As with all Nigel Slater's books, Real Good Food is more than just a collection of great recipes; it is a delight to read as Nigel's personality, humour and joy in cooking really great food shines through. This book contains some great ideas for both the novice and experienced cook and shows what good British cooking is all about. There are some international recipes, but the focus is definitely on British food, including some long forgotten, but scrumptious dishes like Pan Haggerty. Although it has recipes to suit all seasons, it excels in the kind of food that cheers a miserable winter's day. Many recipes have a concise number of ingredients, take less time to cook than a frozen lasagne and taste how food is meant to be. Satisfying and flavoursome while earning the cook an accolade or two. I have a dog eared copy of this book from its first publishing. Since then I have given copies to friends of all ages, some of whom are cooking for the first time, others with years of experience. His techniques and tips are great, and I feel inspired to cook by flicking through the pages, even after the busiest day. While some of the recipes might not be exactly slimming, they are definitely worth the calories, particularly the Tarte Tatin of Caramelised Onions, Sausage dishes and the wonderful Baked Sea Bream with Fennel & White Wine. If you are looking for fusion food, or complicated recipes, this is not for you. If you are looking for food that is both satisfying to cook and eat, you'll love it.

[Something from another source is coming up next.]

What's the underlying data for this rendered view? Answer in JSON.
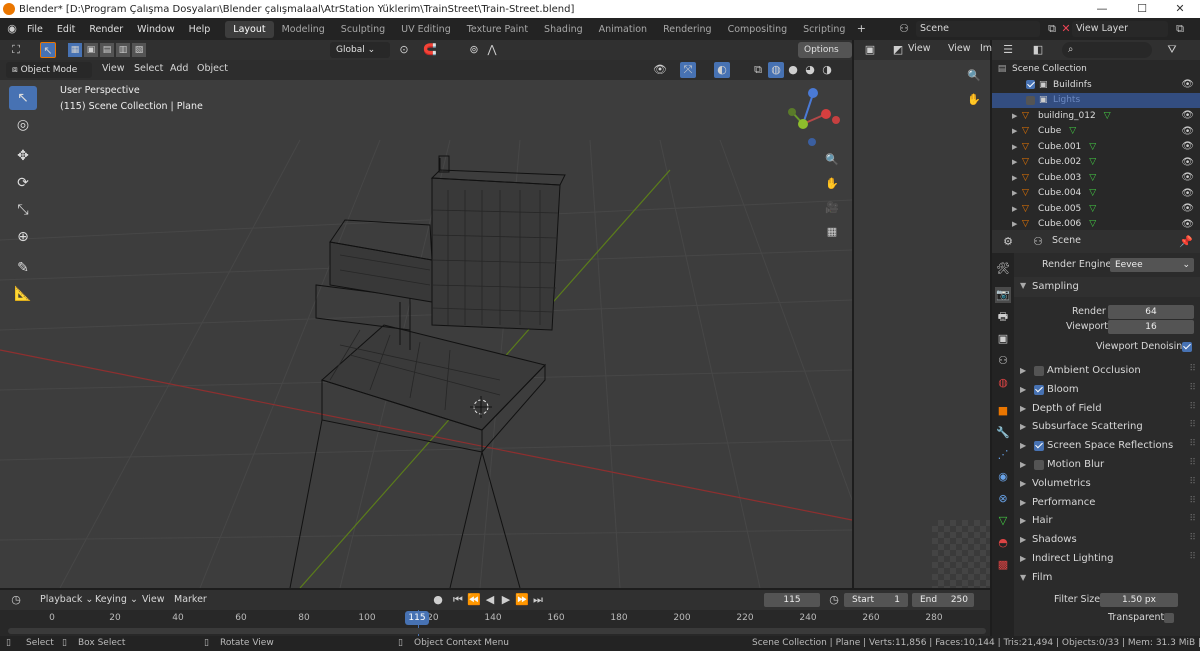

Picked up a virtually unused copy in a charity shop. This is a collection of Nige's Observer columns from the early '90s.
Like Simon Hopkinson's "Roast Chicken ...." this is arranged into short chapters by key ingredients, techniques etc ... a mixed bag from asparagus through filo pastry to winter puddings ... a little anecdote and three or four recipes for each.
Absolutely brilliant for the glut of produce from the garden or allotment, or the supermarket special offer.